* **What you are asked to do**
Each entry should be written out once more, exactly as given below.

* **Page and application data records**
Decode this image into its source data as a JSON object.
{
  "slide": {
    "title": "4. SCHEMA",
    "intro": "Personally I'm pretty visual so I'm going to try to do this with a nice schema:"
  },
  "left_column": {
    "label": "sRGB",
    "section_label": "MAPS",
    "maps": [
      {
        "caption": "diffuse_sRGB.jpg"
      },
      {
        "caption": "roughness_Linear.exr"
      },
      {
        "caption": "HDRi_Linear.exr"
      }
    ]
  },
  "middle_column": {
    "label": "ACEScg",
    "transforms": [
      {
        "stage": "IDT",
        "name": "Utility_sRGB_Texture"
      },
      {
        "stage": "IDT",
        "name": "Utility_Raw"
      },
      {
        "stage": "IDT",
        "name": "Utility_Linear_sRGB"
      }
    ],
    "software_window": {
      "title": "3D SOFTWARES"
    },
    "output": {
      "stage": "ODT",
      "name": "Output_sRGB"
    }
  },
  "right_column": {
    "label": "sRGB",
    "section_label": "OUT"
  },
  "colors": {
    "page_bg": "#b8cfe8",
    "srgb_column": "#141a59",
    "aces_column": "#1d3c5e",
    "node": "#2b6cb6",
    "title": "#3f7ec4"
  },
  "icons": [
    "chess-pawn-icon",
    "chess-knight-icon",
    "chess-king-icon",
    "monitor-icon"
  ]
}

* **Result of this task**
Decode this image into its source data as a JSON object.
{
  "slide": {
    "title": "4. SCHEMA",
    "intro": "Personally I'm pretty visual so I'm going to try to do this with a nice schema:"
  },
  "left_column": {
    "label": "sRGB",
    "section_label": "MAPS",
    "maps": [
      {
        "caption": "diffuse_sRGB.jpg"
      },
      {
        "caption": "roughness_Linear.exr"
      },
      {
        "caption": "HDRi_Linear.exr"
      }
    ]
  },
  "middle_column": {
    "label": "ACEScg",
    "transforms": [
      {
        "stage": "IDT",
        "name": "Utility_sRGB_Texture"
      },
      {
        "stage": "IDT",
        "name": "Utility_Raw"
      },
      {
        "stage": "IDT",
        "name": "Utility_Linear_sRGB"
      }
    ],
    "software_window": {
      "title": "3D SOFTWARES"
    },
    "output": {
      "stage": "ODT",
      "name": "Output_sRGB"
    }
  },
  "right_column": {
    "label": "sRGB",
    "section_label": "OUT"
  },
  "colors": {
    "page_bg": "#b8cfe8",
    "srgb_column": "#141a59",
    "aces_column": "#1d3c5e",
    "node": "#2b6cb6",
    "title": "#3f7ec4"
  },
  "icons": [
    "chess-pawn-icon",
    "chess-knight-icon",
    "chess-king-icon",
    "monitor-icon"
  ]
}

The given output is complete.